Tuesday, June 5, 2012

Freakonomics, by Steven Levitt and Stephen Dubner

Freakonomics, by Steven Levitt and Stephen Dubner

315 pages

"In Freakonomics (written with Stephen J. Dubner), Levitt argues that many apparent mysteries of everyday life don't need to be so mysterious: they could be illuminated and made even more fascinating by asking the right questions and drawing connections. For example, Levitt traces the drop in violent crime rates to a drop in violent criminals and, digging further, to the Roe v. Wade decision that preempted the existence of some people who would be born to poverty and hardship. Elsewhere, by analyzing data gathered from inner-city Chicago drug-dealing gangs, Levitt outlines a corporate structure much like McDonald's, where the top bosses make great money while scores of underlings make something below minimum wage."
 A surprisingly fascinating look at a 'boring' science.

No comments:

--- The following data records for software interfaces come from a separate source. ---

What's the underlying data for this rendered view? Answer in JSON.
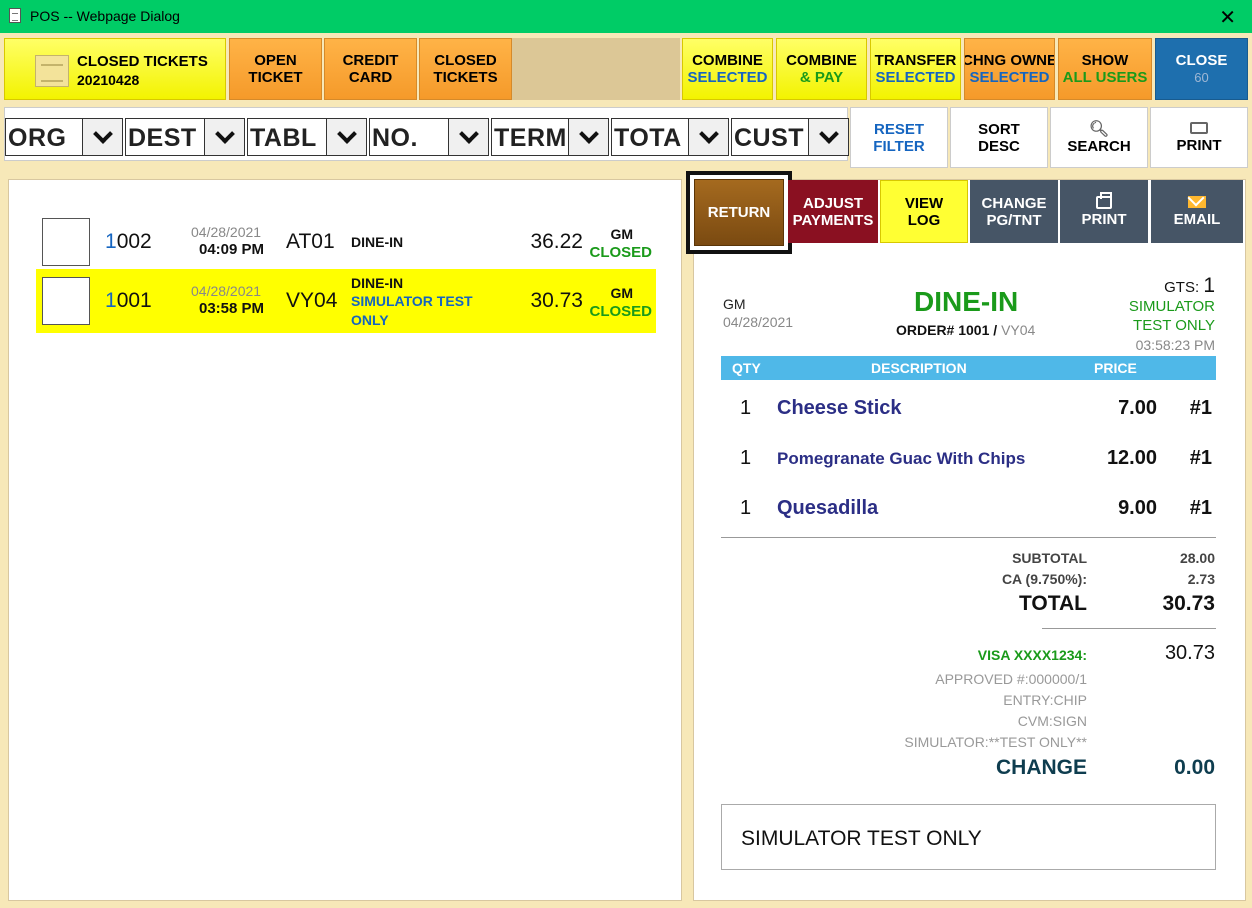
{
  "window": {
    "title": "POS -- Webpage Dialog"
  },
  "toolbar": {
    "header": {
      "title": "CLOSED TICKETS",
      "date": "20210428"
    },
    "open_ticket": [
      "OPEN",
      "TICKET"
    ],
    "credit_card": [
      "CREDIT",
      "CARD"
    ],
    "closed_tickets": [
      "CLOSED",
      "TICKETS"
    ],
    "combine_selected": [
      "COMBINE",
      "SELECTED"
    ],
    "combine_pay": [
      "COMBINE",
      "& PAY"
    ],
    "transfer_selected": [
      "TRANSFER",
      "SELECTED"
    ],
    "chng_owner": [
      "CHNG OWNE",
      "SELECTED"
    ],
    "show_all": [
      "SHOW",
      "ALL USERS"
    ],
    "close": [
      "CLOSE",
      "60"
    ]
  },
  "filters": [
    "ORG",
    "DEST",
    "TABL",
    "NO.",
    "TERM",
    "TOTA",
    "CUST"
  ],
  "utility": {
    "reset_filter": [
      "RESET",
      "FILTER"
    ],
    "sort_desc": [
      "SORT",
      "DESC"
    ],
    "search": "SEARCH",
    "print": "PRINT"
  },
  "tickets": [
    {
      "num_first": "1",
      "num_rest": "002",
      "date": "04/28/2021",
      "time": "04:09 PM",
      "table": "AT01",
      "type": "DINE-IN",
      "note": "",
      "amount": "36.22",
      "server": "GM",
      "status": "CLOSED"
    },
    {
      "num_first": "1",
      "num_rest": "001",
      "date": "04/28/2021",
      "time": "03:58 PM",
      "table": "VY04",
      "type": "DINE-IN",
      "note_line1": "SIMULATOR TEST",
      "note_line2": "ONLY",
      "amount": "30.73",
      "server": "GM",
      "status": "CLOSED"
    }
  ],
  "actions": {
    "return": "RETURN",
    "adjust": [
      "ADJUST",
      "PAYMENTS"
    ],
    "view_log": [
      "VIEW",
      "LOG"
    ],
    "change": [
      "CHANGE",
      "PG/TNT"
    ],
    "print": "PRINT",
    "email": "EMAIL"
  },
  "receipt": {
    "server": "GM",
    "date": "04/28/2021",
    "type": "DINE-IN",
    "order_label": "ORDER# 1001",
    "order_table": "VY04",
    "gts_label": "GTS:",
    "gts_value": "1",
    "customer_line1": "SIMULATOR",
    "customer_line2": "TEST ONLY",
    "time": "03:58:23 PM",
    "head": {
      "qty": "QTY",
      "desc": "DESCRIPTION",
      "price": "PRICE"
    },
    "items": [
      {
        "qty": "1",
        "desc": "Cheese Stick",
        "price": "7.00",
        "seat": "#1"
      },
      {
        "qty": "1",
        "desc": "Pomegranate Guac With Chips",
        "price": "12.00",
        "seat": "#1"
      },
      {
        "qty": "1",
        "desc": "Quesadilla",
        "price": "9.00",
        "seat": "#1"
      }
    ],
    "subtotal_label": "SUBTOTAL",
    "subtotal": "28.00",
    "tax_label": "CA (9.750%):",
    "tax": "2.73",
    "total_label": "TOTAL",
    "total": "30.73",
    "payment_label": "VISA XXXX1234:",
    "payment": "30.73",
    "approved": "APPROVED #:000000/1",
    "entry": "ENTRY:CHIP",
    "cvm": "CVM:SIGN",
    "simulator": "SIMULATOR:**TEST ONLY**",
    "change_label": "CHANGE",
    "change": "0.00",
    "note": "SIMULATOR TEST ONLY"
  }
}
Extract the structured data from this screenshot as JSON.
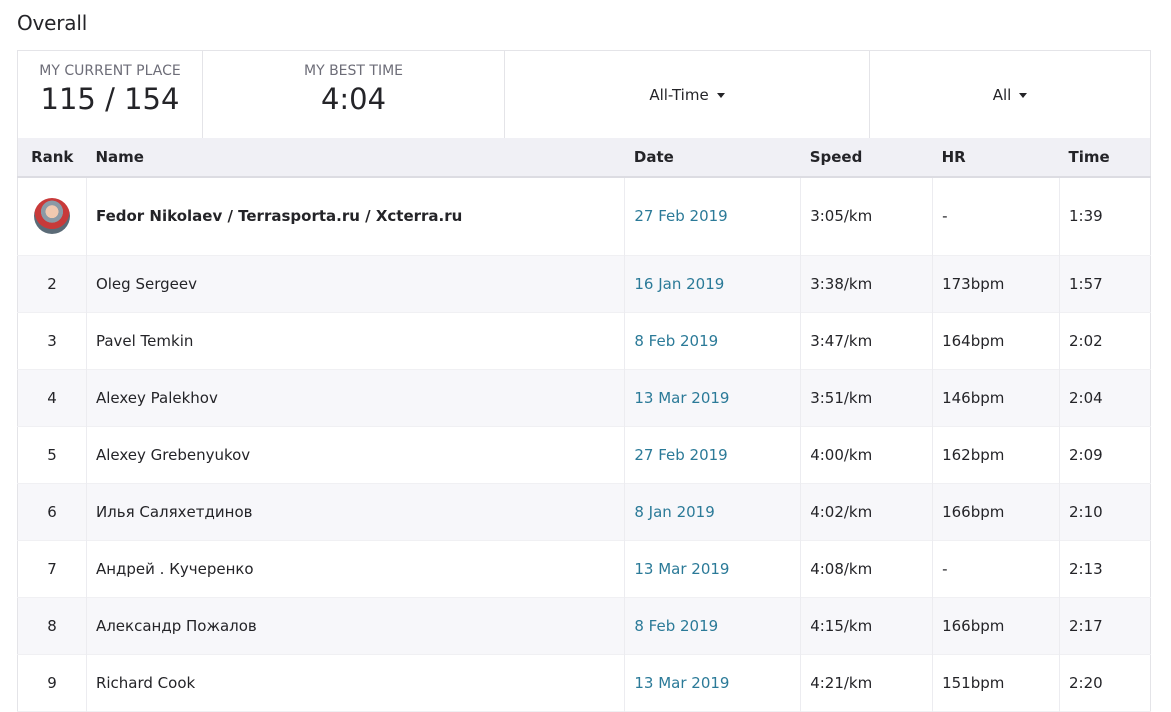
{
  "page": {
    "title": "Overall"
  },
  "summary": {
    "place_label": "MY CURRENT PLACE",
    "place_value": "115 / 154",
    "best_label": "MY BEST TIME",
    "best_value": "4:04",
    "time_filter": "All-Time",
    "type_filter": "All"
  },
  "table": {
    "headers": {
      "rank": "Rank",
      "name": "Name",
      "date": "Date",
      "speed": "Speed",
      "hr": "HR",
      "time": "Time"
    },
    "rows": [
      {
        "rank": "",
        "name": "Fedor Nikolaev / Terrasporta.ru / Xcterra.ru",
        "date": "27 Feb 2019",
        "speed": "3:05/km",
        "hr": "-",
        "time": "1:39"
      },
      {
        "rank": "2",
        "name": "Oleg Sergeev",
        "date": "16 Jan 2019",
        "speed": "3:38/km",
        "hr": "173bpm",
        "time": "1:57"
      },
      {
        "rank": "3",
        "name": "Pavel Temkin",
        "date": "8 Feb 2019",
        "speed": "3:47/km",
        "hr": "164bpm",
        "time": "2:02"
      },
      {
        "rank": "4",
        "name": "Alexey Palekhov",
        "date": "13 Mar 2019",
        "speed": "3:51/km",
        "hr": "146bpm",
        "time": "2:04"
      },
      {
        "rank": "5",
        "name": "Alexey Grebenyukov",
        "date": "27 Feb 2019",
        "speed": "4:00/km",
        "hr": "162bpm",
        "time": "2:09"
      },
      {
        "rank": "6",
        "name": "Илья Саляхетдинов",
        "date": "8 Jan 2019",
        "speed": "4:02/km",
        "hr": "166bpm",
        "time": "2:10"
      },
      {
        "rank": "7",
        "name": "Андрей . Кучеренко",
        "date": "13 Mar 2019",
        "speed": "4:08/km",
        "hr": "-",
        "time": "2:13"
      },
      {
        "rank": "8",
        "name": "Александр Пожалов",
        "date": "8 Feb 2019",
        "speed": "4:15/km",
        "hr": "166bpm",
        "time": "2:17"
      },
      {
        "rank": "9",
        "name": "Richard Cook",
        "date": "13 Mar 2019",
        "speed": "4:21/km",
        "hr": "151bpm",
        "time": "2:20"
      }
    ]
  }
}
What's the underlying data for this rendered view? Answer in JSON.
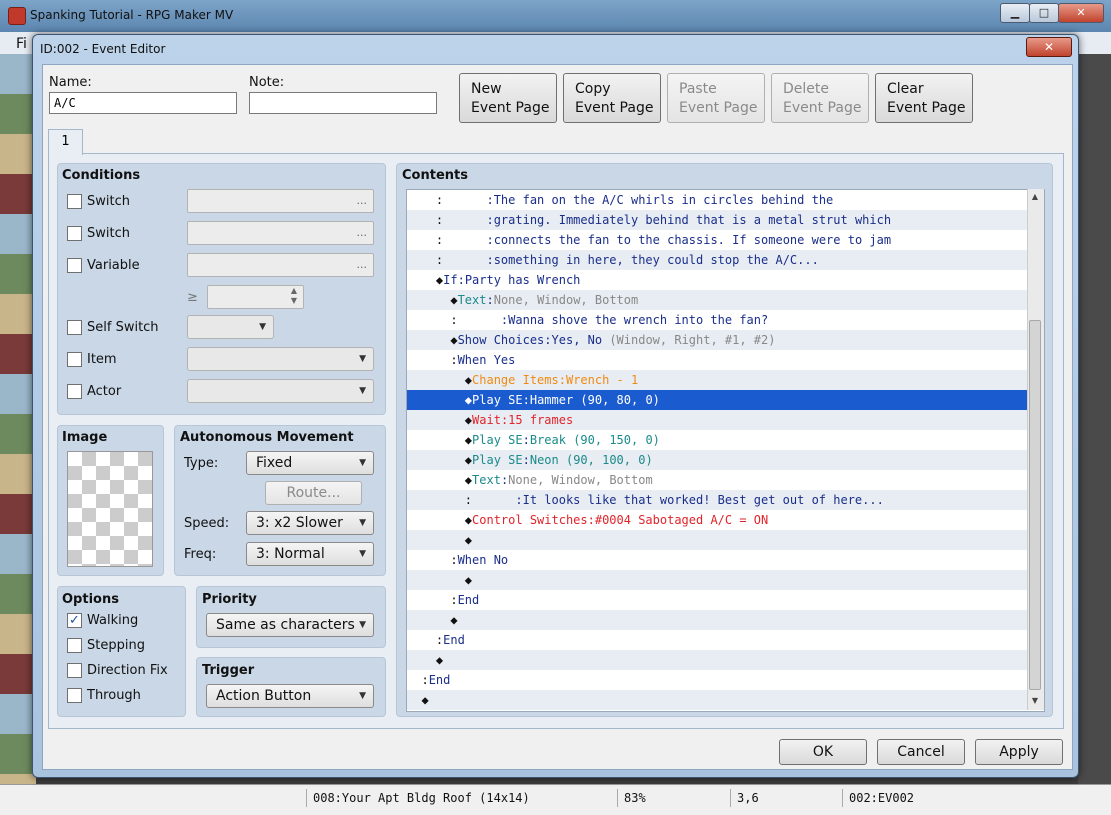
{
  "main_window": {
    "title": "Spanking Tutorial - RPG Maker MV",
    "menu_first": "Fi",
    "status": [
      "008:Your Apt Bldg Roof (14x14)",
      "83%",
      "3,6",
      "002:EV002"
    ]
  },
  "dialog": {
    "title": "ID:002 - Event Editor",
    "close_glyph": "✕",
    "name_label": "Name:",
    "name_value": "A/C",
    "note_label": "Note:",
    "note_value": "",
    "buttons": {
      "new": [
        "New",
        "Event Page"
      ],
      "copy": [
        "Copy",
        "Event Page"
      ],
      "paste": [
        "Paste",
        "Event Page"
      ],
      "delete": [
        "Delete",
        "Event Page"
      ],
      "clear": [
        "Clear",
        "Event Page"
      ]
    },
    "page_tab": "1",
    "conditions": {
      "title": "Conditions",
      "switch1": "Switch",
      "switch2": "Switch",
      "variable": "Variable",
      "ge": "≥",
      "self_switch": "Self Switch",
      "item": "Item",
      "actor": "Actor",
      "ellipsis": "..."
    },
    "image": {
      "title": "Image"
    },
    "movement": {
      "title": "Autonomous Movement",
      "type_label": "Type:",
      "type_value": "Fixed",
      "route": "Route...",
      "speed_label": "Speed:",
      "speed_value": "3: x2 Slower",
      "freq_label": "Freq:",
      "freq_value": "3: Normal"
    },
    "options": {
      "title": "Options",
      "walking": "Walking",
      "walking_checked": true,
      "stepping": "Stepping",
      "direction_fix": "Direction Fix",
      "through": "Through",
      "check_glyph": "✓"
    },
    "priority": {
      "title": "Priority",
      "value": "Same as characters"
    },
    "trigger": {
      "title": "Trigger",
      "value": "Action Button"
    },
    "contents_title": "Contents",
    "ok": "OK",
    "cancel": "Cancel",
    "apply": "Apply"
  },
  "contents_rows": [
    [
      "    :      ",
      ":The fan on the A/C whirls in circles behind the"
    ],
    [
      "    :      ",
      ":grating. Immediately behind that is a metal strut which"
    ],
    [
      "    :      ",
      ":connects the fan to the chassis. If someone were to jam"
    ],
    [
      "    :      ",
      ":something in here, they could stop the A/C..."
    ],
    [
      "    ◆",
      "If",
      ":",
      "Party has Wrench"
    ],
    [
      "      ◆",
      "Text",
      ":",
      "None, Window, Bottom"
    ],
    [
      "      :      ",
      ":Wanna shove the wrench into the fan?"
    ],
    [
      "      ◆",
      "Show Choices",
      ":",
      "Yes, No",
      " (Window, Right, #1, #2)"
    ],
    [
      "      :",
      "When Yes"
    ],
    [
      "        ◆",
      "Change Items",
      ":",
      "Wrench - 1"
    ],
    [
      "        ◆",
      "Play SE",
      ":",
      "Hammer (90, 80, 0)"
    ],
    [
      "        ◆",
      "Wait",
      ":",
      "15 frames"
    ],
    [
      "        ◆",
      "Play SE",
      ":",
      "Break (90, 150, 0)"
    ],
    [
      "        ◆",
      "Play SE",
      ":",
      "Neon (90, 100, 0)"
    ],
    [
      "        ◆",
      "Text",
      ":",
      "None, Window, Bottom"
    ],
    [
      "        :      ",
      ":It looks like that worked! Best get out of here..."
    ],
    [
      "        ◆",
      "Control Switches",
      ":",
      "#0004 Sabotaged A/C = ON"
    ],
    [
      "        ◆"
    ],
    [
      "      :",
      "When No"
    ],
    [
      "        ◆"
    ],
    [
      "      :",
      "End"
    ],
    [
      "      ◆"
    ],
    [
      "    :",
      "End"
    ],
    [
      "    ◆"
    ],
    [
      "  :",
      "End"
    ],
    [
      "  ◆"
    ]
  ],
  "colors": {
    "selection": "#1b5bd0",
    "command_teal": "#1b8a8a",
    "command_orange": "#f08a12",
    "command_red": "#e0242a",
    "text_navy": "#1a2e8a"
  }
}
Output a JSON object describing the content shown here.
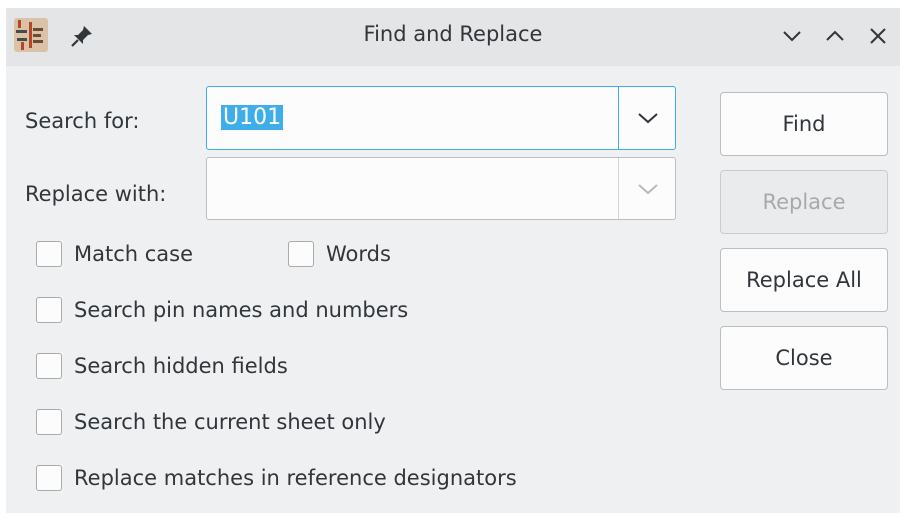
{
  "window": {
    "title": "Find and Replace",
    "icons": {
      "app": "kicad-schematic-icon",
      "pin": "pin-icon",
      "minimize": "chevron-down-icon",
      "maximize": "chevron-up-icon",
      "close": "close-icon"
    }
  },
  "form": {
    "search_label": "Search for:",
    "search_value": "U101",
    "replace_label": "Replace with:",
    "replace_value": ""
  },
  "options": {
    "match_case": {
      "label": "Match case",
      "checked": false
    },
    "words": {
      "label": "Words",
      "checked": false
    },
    "search_pins": {
      "label": "Search pin names and numbers",
      "checked": false
    },
    "search_hidden": {
      "label": "Search hidden fields",
      "checked": false
    },
    "current_sheet": {
      "label": "Search the current sheet only",
      "checked": false
    },
    "replace_refdes": {
      "label": "Replace matches in reference designators",
      "checked": false
    }
  },
  "buttons": {
    "find": "Find",
    "replace": "Replace",
    "replace_all": "Replace All",
    "close": "Close"
  },
  "colors": {
    "accent": "#3daee9",
    "window_bg": "#eff0f1",
    "titlebar_bg": "#e3e5e7",
    "text": "#31363b",
    "disabled_text": "#a7a9ab"
  }
}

Post a Comment

Note: Only a member of this blog may post a comment.